Is Cleaver Greene the man to turn its fortunes around?
Rake is a symbolic move on the part of the national broadcaster. The 8-part series represents a renewed push to produce contemporary Australian stories and has won a brash Thursday primetime slot.
Set in Sydney, Rake is an offbeat drama spearheaded by the dynamic Richard Roxburgh as a barrister whose personal life is in disarray, contrasted by his success on the courtroom floor.
As a man Greene is rudderless. There are prostitutes, cocaine dealers, the ATO on his back, playing part-time dad to the teenage son from his former marriage and being late with child support.
He is snarly, condescending, untrustworthy, given to excess and temptation. This is a bloke who attracts trouble…. when he isn’t dreaming or indulging.
He confides in his call girl Missy (Adrienne Pickering), in sessions that are all-too-brief to soothe his many personal grievances.
“This economic climate is turning every decent bender in this town into a reptile. First my bookie, now my brothel keeper. 12,000 years I’ve been coming to this place. You think I would have accrued some frequent f***er points by now…” he complains.
Greene is also an ardent champion of hopeless cases.
His current case involves a Professor facing a murder charge after advertising on the internet for a dinner date willing to be consumed. Hugo Weaving plays a cannibal claiming his victim committed suicide. No doubt based on a infamous crime in Germany in 2001, the case is one that Greene is determined to win, despite the disgust of those in his own law firm.

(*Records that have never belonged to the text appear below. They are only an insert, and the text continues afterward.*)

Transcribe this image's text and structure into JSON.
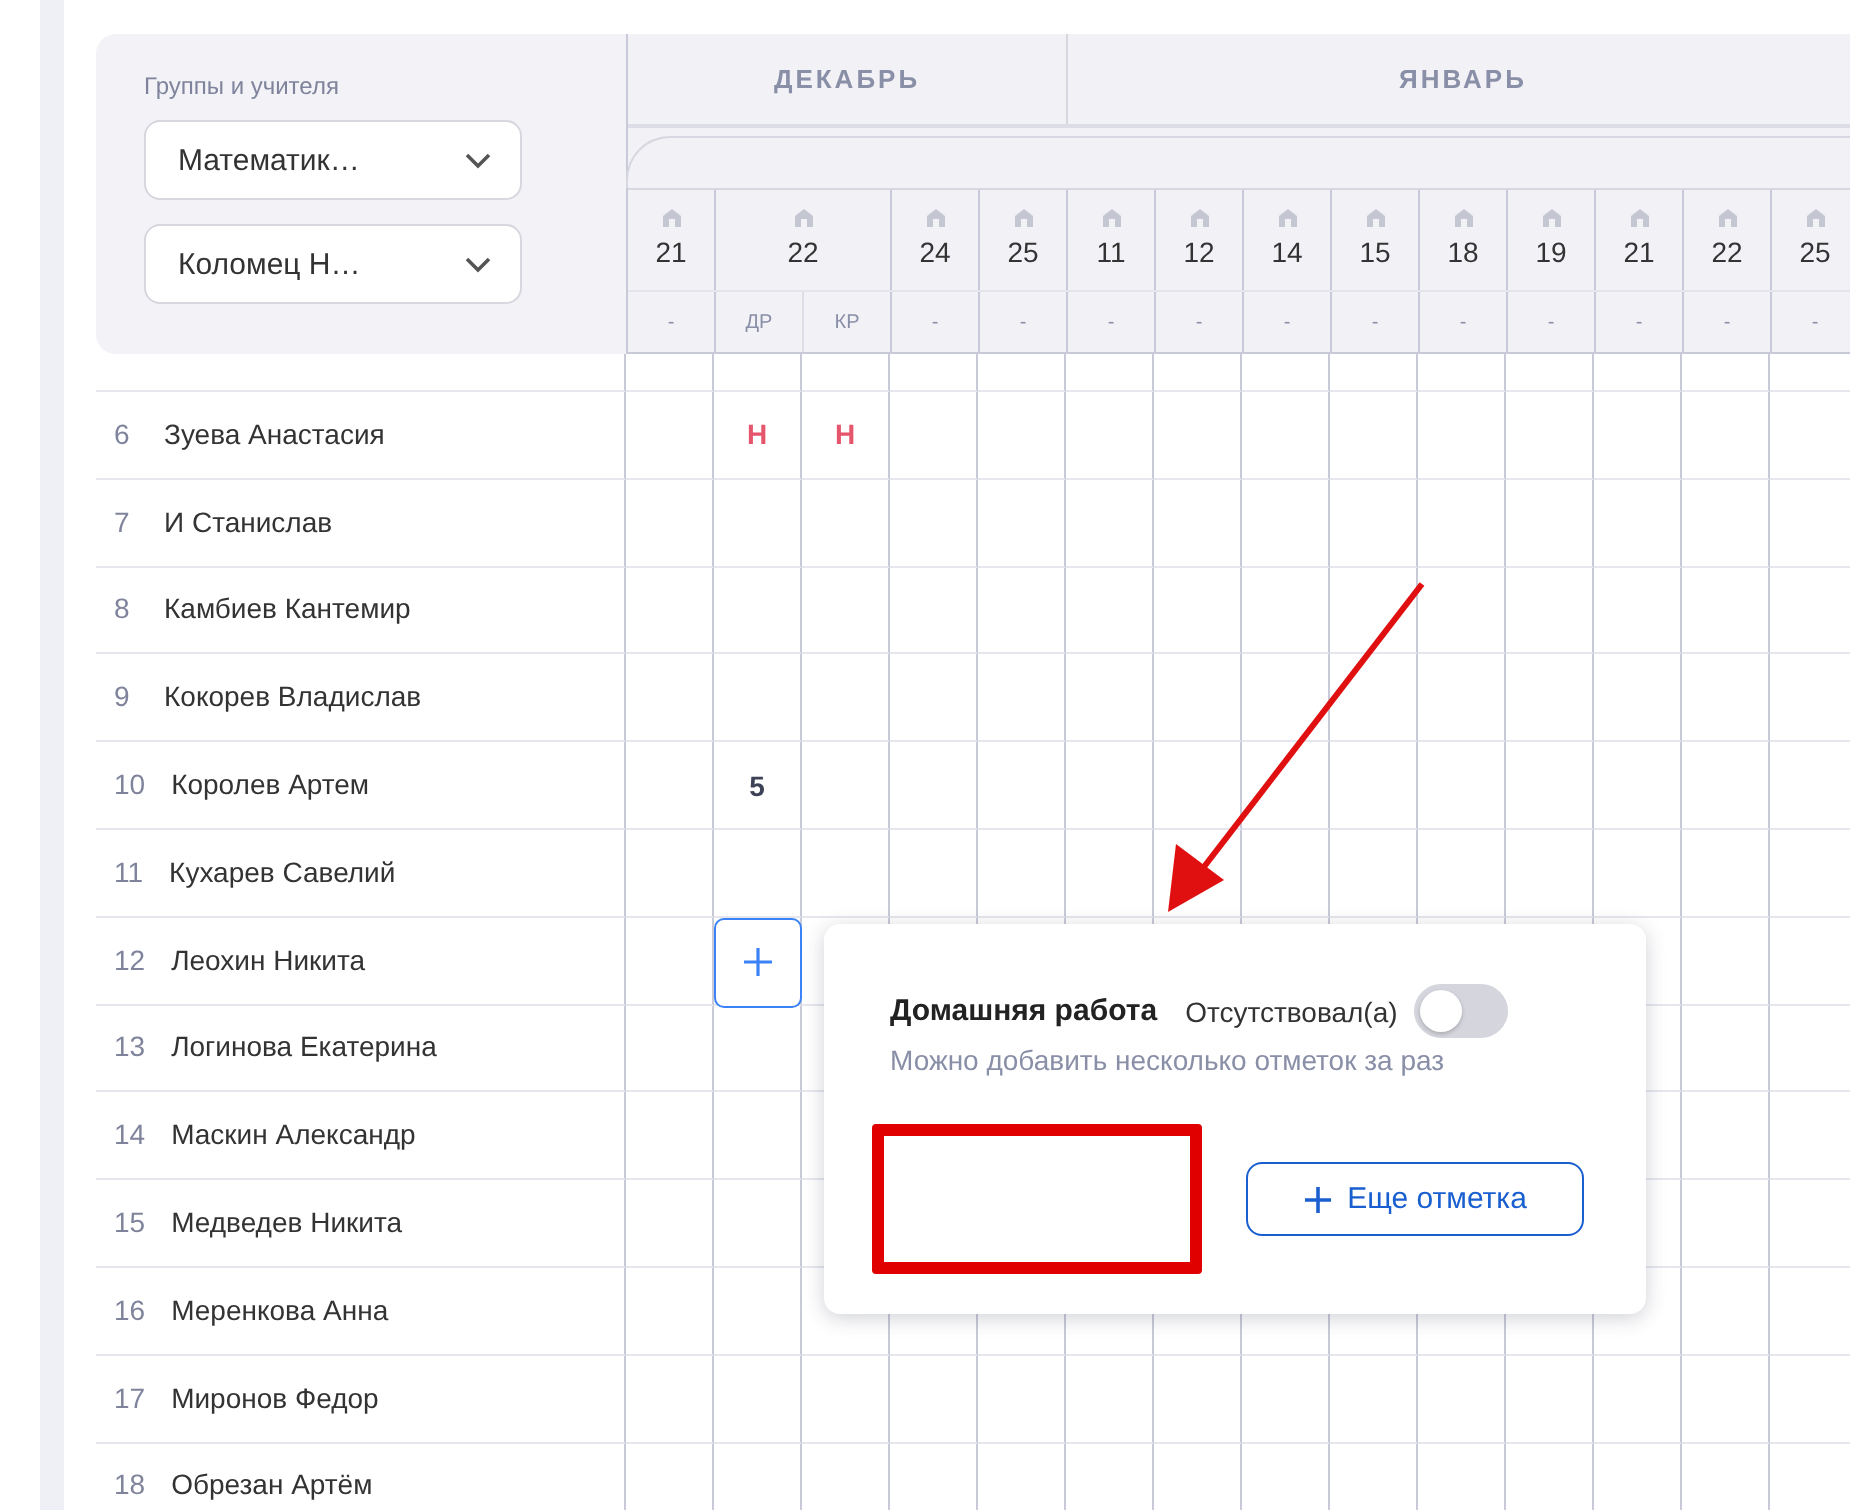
{
  "filters": {
    "label": "Группы и учителя",
    "selects": [
      {
        "value": "Математик…"
      },
      {
        "value": "Коломец Н…"
      }
    ]
  },
  "months": [
    {
      "name": "ДЕКАБРЬ",
      "dates": [
        {
          "day": "21",
          "types": [
            "-"
          ]
        },
        {
          "day": "22",
          "types": [
            "ДР",
            "КР"
          ]
        },
        {
          "day": "24",
          "types": [
            "-"
          ]
        },
        {
          "day": "25",
          "types": [
            "-"
          ]
        }
      ]
    },
    {
      "name": "ЯНВАРЬ",
      "dates": [
        {
          "day": "11",
          "types": [
            "-"
          ]
        },
        {
          "day": "12",
          "types": [
            "-"
          ]
        },
        {
          "day": "14",
          "types": [
            "-"
          ]
        },
        {
          "day": "15",
          "types": [
            "-"
          ]
        },
        {
          "day": "18",
          "types": [
            "-"
          ]
        },
        {
          "day": "19",
          "types": [
            "-"
          ]
        },
        {
          "day": "21",
          "types": [
            "-"
          ]
        },
        {
          "day": "22",
          "types": [
            "-"
          ]
        },
        {
          "day": "25",
          "types": [
            "-"
          ]
        }
      ]
    }
  ],
  "students": [
    {
      "number": "6",
      "name": "Зуева Анастасия",
      "editing": false,
      "cells": [
        {},
        {
          "mark": "Н",
          "kind": "absent"
        },
        {
          "mark": "Н",
          "kind": "absent"
        }
      ]
    },
    {
      "number": "7",
      "name": "И Станислав",
      "editing": false
    },
    {
      "number": "8",
      "name": "Камбиев Кантемир",
      "editing": false
    },
    {
      "number": "9",
      "name": "Кокорев Владислав",
      "editing": false
    },
    {
      "number": "10",
      "name": "Королев Артем",
      "editing": false,
      "cells": [
        {},
        {
          "mark": "5",
          "kind": "grade"
        }
      ]
    },
    {
      "number": "11",
      "name": "Кухарев Савелий",
      "editing": false
    },
    {
      "number": "12",
      "name": "Леохин Никита",
      "editing": true
    },
    {
      "number": "13",
      "name": "Логинова Екатерина",
      "editing": false
    },
    {
      "number": "14",
      "name": "Маскин Александр",
      "editing": false
    },
    {
      "number": "15",
      "name": "Медведев Никита",
      "editing": false
    },
    {
      "number": "16",
      "name": "Меренкова Анна",
      "editing": false
    },
    {
      "number": "17",
      "name": "Миронов Федор",
      "editing": false
    },
    {
      "number": "18",
      "name": "Обрезан Артём",
      "editing": false
    }
  ],
  "popup": {
    "title": "Домашняя работа",
    "absent_label": "Отсутствовал(а)",
    "absent": false,
    "hint": "Можно добавить несколько отметок за раз",
    "add_label": "Еще отметка"
  }
}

At a dinner party with friends, Greene is able to defend his ethics, which he says sees him win his cases “only 51%” of the time.
“The very reason I get lowlife crooks off is because I care about the law. It’s justice I don’t give a toss about,” he says.
Unlike the eccentric cases that were featured in legal dramas LA Law and Boston Legal, Rake doesn’t have its tongue in its cheek. Instead it is played straight with the reckless Greene providing the colourful extremes.
The supporting cast is solid with restrained performances by those appearing as colleagues, family and friends. Geoff Morrell is terrific as a NSW Attorney-General under fire for hiring the cannibal Professor as an economic consultant. He upholds a line in public but is frank with Greene when he exits a brothel at the same time.
The show has also attracted a stellar guest cast with A-list names. Hugo Weaving is downright spooky as the man who sees no crime in eating his fellow man, and is more concerned that his wife (Sacha Horler) is disappointed with him. If we get performances this good every week it will be worth tuning in for those alone.
Greene shows early signs of a cavalier attitude to women (whether as conquests, workmates or even reporters on the telly), while the script by director Peter Duncan is yet to carve out some female characters who will stand outside of Greene’s shadow.
Scarlett (Danielle Cormack), the wife of his best friend Barney (Russell Dykstra), goes as far as to say, “I’m a woman. I internalise everything until I explode.”
There is a suggestion that Greene could become romantically involved with her.
That Greene is flawed is a dramatic attribute. That he is so unlikeable is rather more concerning. Television is rarely embracing of those we do not like, but if we are fascinated by what makes them tick there is a way forward. There can certainly be no charges that he is one-dimensional.
Roxburgh revels in a charismatic, if sometimes dark, role. He is also a co-producer and co-creator of the piece.
Rake is a step in the right direction for ABC Drama, and a change from the many procedural dramas that dominate our screen. It’s nice to have a drama led by character rather than plot. This is a show that seeks a considered viewer, prepared to entertain an imperfect cavalcade of characters and the many facades of Sin City.
Now the verdict lays with the audience.
Rake airs 8:30pm Thursdays on ABC1.